> **Problem**
If a line in the data below contains the word "icon", copy it out.

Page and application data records
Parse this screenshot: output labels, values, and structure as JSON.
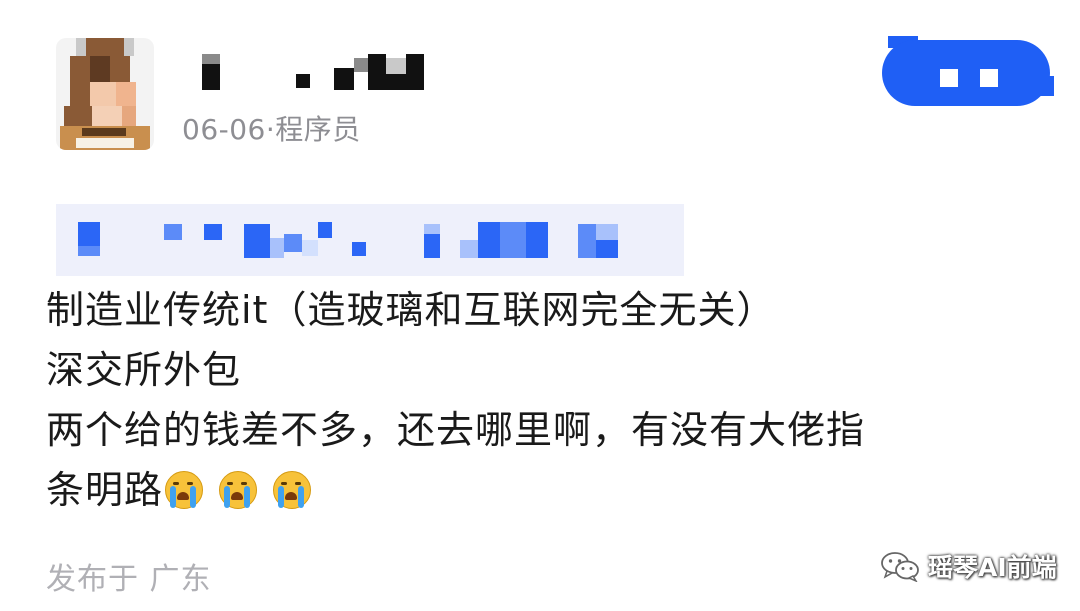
{
  "post": {
    "author": {
      "avatar": "pixelated-avatar",
      "name_masked": true
    },
    "date": "06-06",
    "separator": "·",
    "occupation": "程序员",
    "follow_button_masked": true,
    "title_masked": true,
    "body_lines": [
      "制造业传统it（造玻璃和互联网完全无关）",
      "深交所外包",
      "两个给的钱差不多，还去哪里啊，有没有大佬指",
      "条明路"
    ],
    "emoji": "loudly-crying-face",
    "emoji_count": 3,
    "location_prefix": "发布于",
    "location": "广东"
  },
  "watermark": {
    "icon": "wechat-icon",
    "text": "瑶琴AI前端"
  },
  "colors": {
    "accent": "#1f5ff5",
    "meta_text": "#8e8e93",
    "body_text": "#1a1a1a",
    "location_text": "#b0b0b5"
  }
}
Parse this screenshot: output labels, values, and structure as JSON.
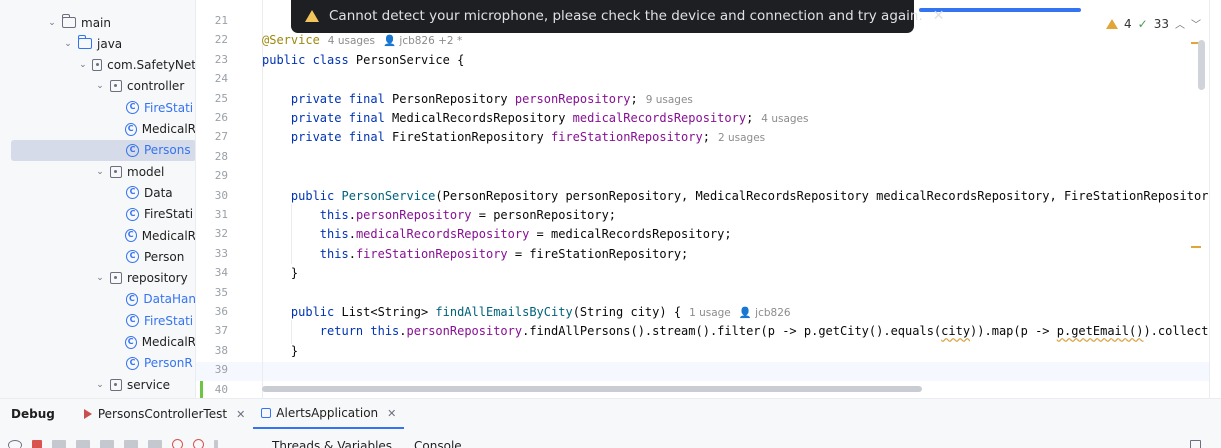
{
  "notification": {
    "text": "Cannot detect your microphone, please check the device and connection and try again.",
    "close": "✕"
  },
  "project_tree": [
    {
      "label": "main",
      "depth": 3,
      "kind": "folder",
      "expanded": true
    },
    {
      "label": "java",
      "depth": 4,
      "kind": "src-folder",
      "expanded": true
    },
    {
      "label": "com.SafetyNet",
      "depth": 5,
      "kind": "package",
      "expanded": true
    },
    {
      "label": "controller",
      "depth": 6,
      "kind": "package",
      "expanded": true
    },
    {
      "label": "FireStati",
      "depth": 7,
      "kind": "class",
      "vcs": true
    },
    {
      "label": "MedicalR",
      "depth": 7,
      "kind": "class"
    },
    {
      "label": "Persons",
      "depth": 7,
      "kind": "class",
      "vcs": true,
      "selected": true
    },
    {
      "label": "model",
      "depth": 6,
      "kind": "package",
      "expanded": true
    },
    {
      "label": "Data",
      "depth": 7,
      "kind": "class"
    },
    {
      "label": "FireStati",
      "depth": 7,
      "kind": "class"
    },
    {
      "label": "MedicalR",
      "depth": 7,
      "kind": "class"
    },
    {
      "label": "Person",
      "depth": 7,
      "kind": "class"
    },
    {
      "label": "repository",
      "depth": 6,
      "kind": "package",
      "expanded": true
    },
    {
      "label": "DataHan",
      "depth": 7,
      "kind": "class",
      "vcs": true
    },
    {
      "label": "FireStati",
      "depth": 7,
      "kind": "class",
      "vcs": true
    },
    {
      "label": "MedicalR",
      "depth": 7,
      "kind": "class"
    },
    {
      "label": "PersonR",
      "depth": 7,
      "kind": "class",
      "vcs": true
    },
    {
      "label": "service",
      "depth": 6,
      "kind": "package",
      "expanded": true
    }
  ],
  "editor": {
    "inspections": {
      "warnings": "4",
      "ok": "33"
    },
    "lines": [
      {
        "n": "21",
        "tokens": []
      },
      {
        "n": "22",
        "tokens": [
          {
            "t": "@Service",
            "c": "ann"
          },
          {
            "t": "4 usages",
            "c": "hint"
          },
          {
            "t": "👤 jcb826 +2 *",
            "c": "hint"
          }
        ]
      },
      {
        "n": "23",
        "tokens": [
          {
            "t": "public class ",
            "c": "kw"
          },
          {
            "t": "PersonService {",
            "c": ""
          }
        ]
      },
      {
        "n": "24",
        "tokens": []
      },
      {
        "n": "25",
        "tokens": [
          {
            "t": "    private final ",
            "c": "kw"
          },
          {
            "t": "PersonRepository ",
            "c": ""
          },
          {
            "t": "personRepository",
            "c": "fld"
          },
          {
            "t": ";",
            "c": ""
          },
          {
            "t": "9 usages",
            "c": "hint"
          }
        ]
      },
      {
        "n": "26",
        "tokens": [
          {
            "t": "    private final ",
            "c": "kw"
          },
          {
            "t": "MedicalRecordsRepository ",
            "c": ""
          },
          {
            "t": "medicalRecordsRepository",
            "c": "fld"
          },
          {
            "t": ";",
            "c": ""
          },
          {
            "t": "4 usages",
            "c": "hint"
          }
        ]
      },
      {
        "n": "27",
        "tokens": [
          {
            "t": "    private final ",
            "c": "kw"
          },
          {
            "t": "FireStationRepository ",
            "c": ""
          },
          {
            "t": "fireStationRepository",
            "c": "fld"
          },
          {
            "t": ";",
            "c": ""
          },
          {
            "t": "2 usages",
            "c": "hint"
          }
        ]
      },
      {
        "n": "28",
        "tokens": []
      },
      {
        "n": "29",
        "tokens": []
      },
      {
        "n": "30",
        "tokens": [
          {
            "t": "    public ",
            "c": "kw"
          },
          {
            "t": "PersonService",
            "c": "mth"
          },
          {
            "t": "(PersonRepository personRepository, MedicalRecordsRepository medicalRecordsRepository, FireStationRepository",
            "c": ""
          }
        ]
      },
      {
        "n": "31",
        "tokens": [
          {
            "t": "        this",
            "c": "kw"
          },
          {
            "t": ".",
            "c": ""
          },
          {
            "t": "personRepository",
            "c": "fld"
          },
          {
            "t": " = personRepository;",
            "c": ""
          }
        ]
      },
      {
        "n": "32",
        "tokens": [
          {
            "t": "        this",
            "c": "kw"
          },
          {
            "t": ".",
            "c": ""
          },
          {
            "t": "medicalRecordsRepository",
            "c": "fld"
          },
          {
            "t": " = medicalRecordsRepository;",
            "c": ""
          }
        ]
      },
      {
        "n": "33",
        "tokens": [
          {
            "t": "        this",
            "c": "kw"
          },
          {
            "t": ".",
            "c": ""
          },
          {
            "t": "fireStationRepository",
            "c": "fld"
          },
          {
            "t": " = fireStationRepository;",
            "c": ""
          }
        ]
      },
      {
        "n": "34",
        "tokens": [
          {
            "t": "    }",
            "c": ""
          }
        ]
      },
      {
        "n": "35",
        "tokens": []
      },
      {
        "n": "36",
        "tokens": [
          {
            "t": "    public ",
            "c": "kw"
          },
          {
            "t": "List<String> ",
            "c": ""
          },
          {
            "t": "findAllEmailsByCity",
            "c": "mth"
          },
          {
            "t": "(String city) {",
            "c": ""
          },
          {
            "t": "1 usage",
            "c": "hint"
          },
          {
            "t": "👤 jcb826",
            "c": "hint"
          }
        ]
      },
      {
        "n": "37",
        "tokens": [
          {
            "t": "        return this",
            "c": "kw"
          },
          {
            "t": ".",
            "c": ""
          },
          {
            "t": "personRepository",
            "c": "fld"
          },
          {
            "t": ".findAllPersons().stream().filter(p -> p.getCity().equals(",
            "c": ""
          },
          {
            "t": "city",
            "c": "warn"
          },
          {
            "t": ")).map(p -> ",
            "c": ""
          },
          {
            "t": "p.getEmail()",
            "c": "warn"
          },
          {
            "t": ").collect(C",
            "c": ""
          }
        ]
      },
      {
        "n": "38",
        "tokens": [
          {
            "t": "    }",
            "c": ""
          }
        ]
      },
      {
        "n": "39",
        "tokens": []
      },
      {
        "n": "40",
        "tokens": []
      }
    ]
  },
  "bottom": {
    "title": "Debug",
    "tabs": [
      {
        "label": "PersonsControllerTest",
        "icon": "test-run-icon",
        "active": false
      },
      {
        "label": "AlertsApplication",
        "icon": "application-icon",
        "active": true
      }
    ],
    "subtabs": [
      "Threads & Variables",
      "Console"
    ]
  },
  "colors": {
    "accent": "#3574f0",
    "keyword": "#0033b3",
    "field": "#871094",
    "method": "#00627a",
    "annotation": "#9e880d",
    "warning": "#e2a53b"
  }
}
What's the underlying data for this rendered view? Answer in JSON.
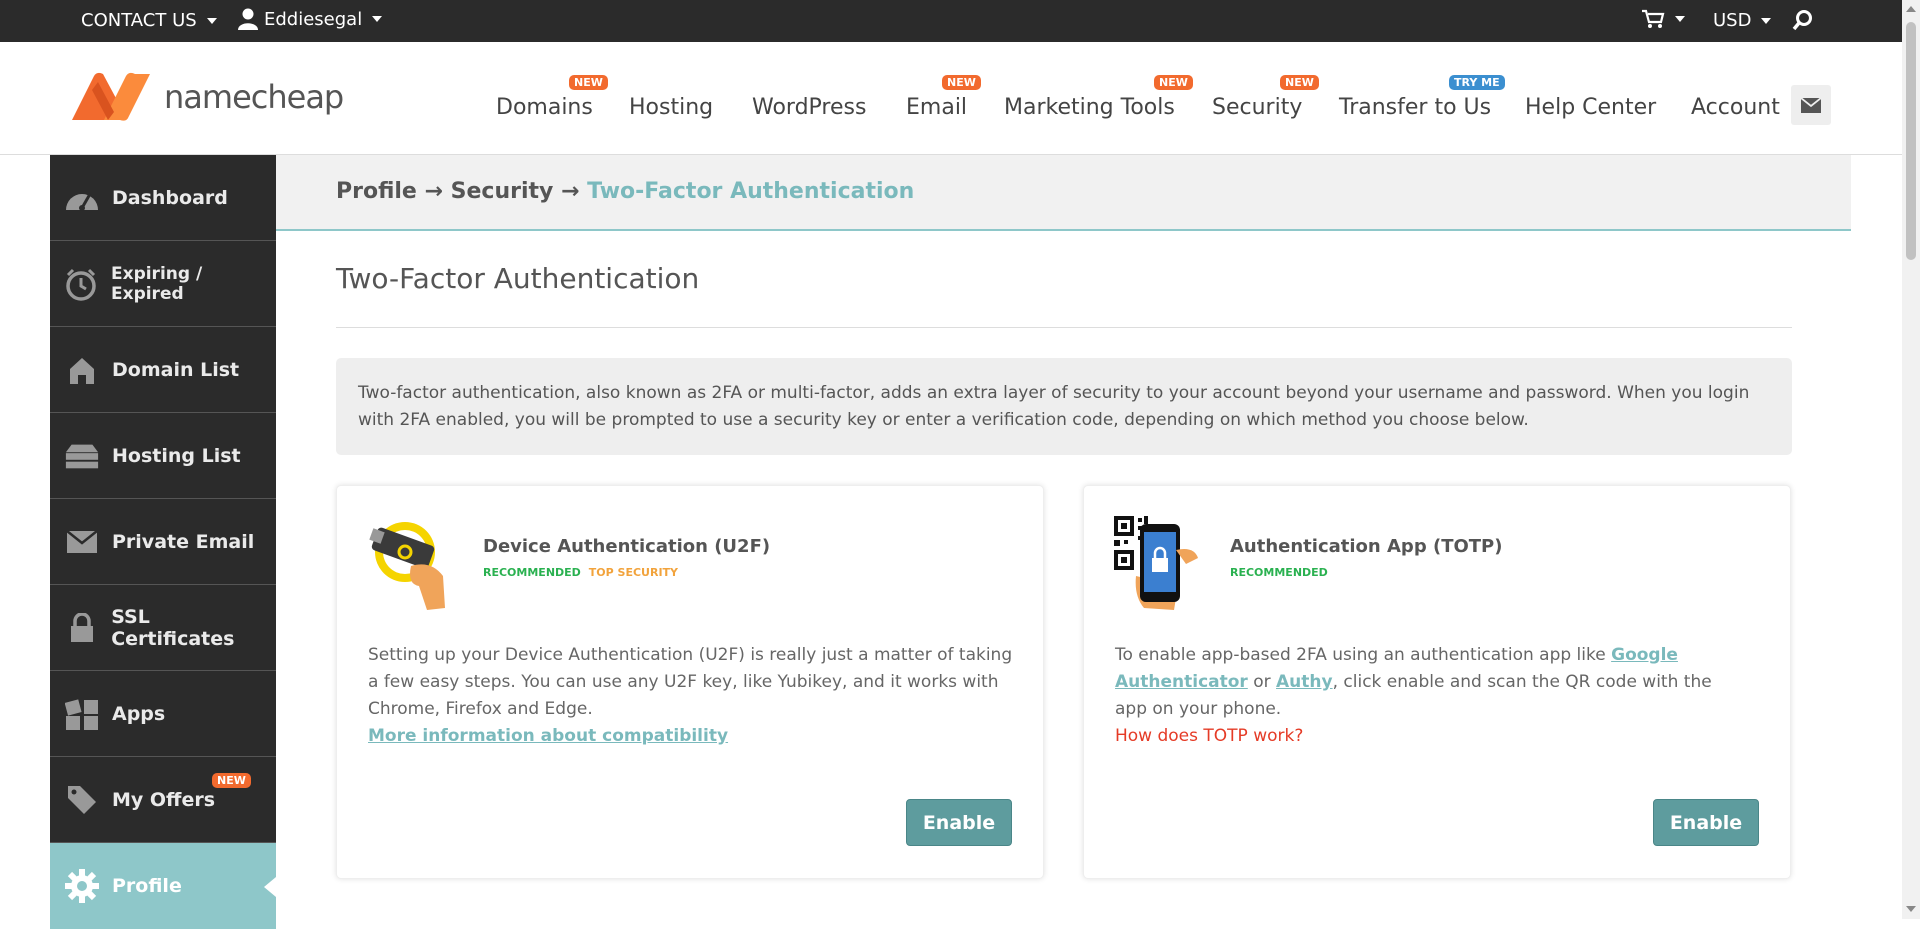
{
  "topbar": {
    "contact": "CONTACT US",
    "user": "Eddiesegal",
    "currency": "USD"
  },
  "brand": {
    "name": "namecheap"
  },
  "nav": [
    {
      "label": "Domains",
      "badge": "NEW"
    },
    {
      "label": "Hosting",
      "badge": ""
    },
    {
      "label": "WordPress",
      "badge": ""
    },
    {
      "label": "Email",
      "badge": "NEW"
    },
    {
      "label": "Marketing Tools",
      "badge": "NEW"
    },
    {
      "label": "Security",
      "badge": "NEW"
    },
    {
      "label": "Transfer to Us",
      "badge": "TRY ME"
    },
    {
      "label": "Help Center",
      "badge": ""
    },
    {
      "label": "Account",
      "badge": ""
    }
  ],
  "sidebar": {
    "items": [
      {
        "label": "Dashboard",
        "icon": "speedometer-icon"
      },
      {
        "label": "Expiring / Expired",
        "icon": "timer-icon"
      },
      {
        "label": "Domain List",
        "icon": "home-icon"
      },
      {
        "label": "Hosting List",
        "icon": "server-icon"
      },
      {
        "label": "Private Email",
        "icon": "envelope-icon"
      },
      {
        "label": "SSL Certificates",
        "icon": "lock-icon"
      },
      {
        "label": "Apps",
        "icon": "apps-icon"
      },
      {
        "label": "My Offers",
        "icon": "tag-icon",
        "badge": "NEW"
      },
      {
        "label": "Profile",
        "icon": "gear-icon"
      }
    ]
  },
  "breadcrumb": {
    "profile": "Profile",
    "security": "Security",
    "current": "Two-Factor Authentication",
    "arrow": "→"
  },
  "main": {
    "title": "Two-Factor Authentication",
    "intro": "Two-factor authentication, also known as 2FA or multi-factor, adds an extra layer of security to your account beyond your username and password. When you login with 2FA enabled, you will be prompted to use a security key or enter a verification code, depending on which method you choose below."
  },
  "cards": {
    "u2f": {
      "title": "Device Authentication (U2F)",
      "tag1": "RECOMMENDED",
      "tag2": "TOP SECURITY",
      "body": "Setting up your Device Authentication (U2F) is really just a matter of taking a few easy steps. You can use any U2F key, like Yubikey, and it works with Chrome, Firefox and Edge.",
      "link": "More information about compatibility",
      "button": "Enable"
    },
    "totp": {
      "title": "Authentication App (TOTP)",
      "tag1": "RECOMMENDED",
      "body_pre": "To enable app-based 2FA using an authentication app like ",
      "link_google": "Google Authenticator",
      "body_or": " or ",
      "link_authy": "Authy",
      "body_post": ", click enable and scan the QR code with the app on your phone.",
      "help": "How does TOTP work?",
      "button": "Enable"
    }
  },
  "colors": {
    "accent": "#8ec7c9",
    "brand_orange": "#f26a2e",
    "button": "#5e9c9e",
    "sidebar": "#2b2b2b"
  }
}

> **Result of this task**
    "icon": "wechat-icon",
        "icon": "test-run-icon",
        "icon": "application-icon",
        "icon": "speedometer-icon"
        "icon": "timer-icon"
        "icon": "home-icon"
        "icon": "server-icon"
        "icon": "envelope-icon"
        "icon": "lock-icon"
        "icon": "apps-icon"
        "icon": "tag-icon",
        "icon": "gear-icon"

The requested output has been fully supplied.